This bit of e-simplicity also comes into play when considering vendors to create your products. For a recent large-scale production job, Klecka sent his CAD output files to three services, all via e-mail, for quotes and samples. “Only then would I determine who would get the work to do the output,” he says. “I got numerous re-sponses that were all a little different. One service bureau wanted to grow it a certain way at a specific resolution. The other guys wanted to break it apart so they could mill the undercuts and so on. It was a matter of how best to get to the finish line to get the best results for that part. It was very efficient because I could just send the file to the shop that provided the best solution for an optimized production model.”
In other words, it was faster. But it also showed which vendor best understood the basics of jewelry manufacturing. CAD may be a drawing system that augments a jeweler’s bench knowledge and creativity, and CAM a highly skilled wax carver that works with incredible precision, but both depend on the quality of the human input to produce the best output. Bring what you know with you when you sit down to learn and use CAD/CAM, and you’ll ensure the best possible end results.
Rules for the Tools
Considering CAD/CAM? Here are a few things to keep in mind.
Before buying any CAD/CAM product, talk to people who use it — not just those who sell it. Visit user forums such as Orchid or talk to people at trade shows and conventions. — J. Tyler Teague
Systems have different strengths and abilities. Consider your needs before you choose a system, and pick the one that’s the best fit. — J. Tyler Teague
Know what you’re making before you start. Masters, models, or direct castings all require different shrinkage factors depending on what rubber you use to make a mold. — J. Tyler Teague
Design settings using minimum and maximum stone sizes and not average dimensions. — Paul Klecka
Plan the size, shape, and point of attachment for your sprue before you start your CAD model.

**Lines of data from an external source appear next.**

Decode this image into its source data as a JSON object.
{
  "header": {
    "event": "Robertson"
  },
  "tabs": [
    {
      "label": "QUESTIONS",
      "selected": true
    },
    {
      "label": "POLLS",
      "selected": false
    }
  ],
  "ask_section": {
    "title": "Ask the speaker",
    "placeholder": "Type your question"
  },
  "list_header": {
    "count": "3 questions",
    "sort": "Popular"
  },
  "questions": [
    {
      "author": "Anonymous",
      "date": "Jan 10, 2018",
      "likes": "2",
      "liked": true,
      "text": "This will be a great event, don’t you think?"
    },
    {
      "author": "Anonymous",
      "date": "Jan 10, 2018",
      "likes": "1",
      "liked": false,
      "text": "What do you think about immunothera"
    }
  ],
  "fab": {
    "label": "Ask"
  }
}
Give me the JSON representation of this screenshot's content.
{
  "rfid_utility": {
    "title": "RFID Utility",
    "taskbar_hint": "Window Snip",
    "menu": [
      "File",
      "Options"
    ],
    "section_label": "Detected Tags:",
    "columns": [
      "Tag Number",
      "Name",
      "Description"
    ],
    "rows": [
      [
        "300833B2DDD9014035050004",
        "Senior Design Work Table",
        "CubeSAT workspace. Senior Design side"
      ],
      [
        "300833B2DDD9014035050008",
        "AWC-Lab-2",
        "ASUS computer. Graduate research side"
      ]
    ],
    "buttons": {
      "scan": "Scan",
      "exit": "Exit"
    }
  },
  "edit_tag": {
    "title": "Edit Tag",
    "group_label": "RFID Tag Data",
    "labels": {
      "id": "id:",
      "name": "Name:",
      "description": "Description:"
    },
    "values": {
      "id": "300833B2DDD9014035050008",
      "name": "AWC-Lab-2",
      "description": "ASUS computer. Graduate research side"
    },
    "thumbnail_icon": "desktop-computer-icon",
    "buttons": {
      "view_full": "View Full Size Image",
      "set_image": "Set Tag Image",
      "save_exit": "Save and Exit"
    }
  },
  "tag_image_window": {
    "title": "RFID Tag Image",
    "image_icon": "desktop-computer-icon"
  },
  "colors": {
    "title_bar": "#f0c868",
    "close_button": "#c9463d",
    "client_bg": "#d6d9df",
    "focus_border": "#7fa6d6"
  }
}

This lets you take advantage of your model’s production parameters. — J. Tyler Teague
Lay out the essential lines and silhouette of your piece first as a guide: finger opening, gems, width, etc. — Paul Klecka
Save your work often while in process. It will pay dividends if you need to go back to a previous step and make changes or find an element. — Paul Klecka
Keep files for image output and model output separate. They are necessarily two distinct creative sets. — Paul Klecka
Create a folder for each project, and keep all files pertaining to that effort together. For ongoing work, organize by date: Custom Work 2005, Custom Work 2006, etc. — Paul Klecka
Combine the strengths of CNC and RP, and use each to make the individual parts of one piece. — J. Tyler Teague
Have realistic expectations of yourself and others when learning CAD/ CAM! — Jill Kenik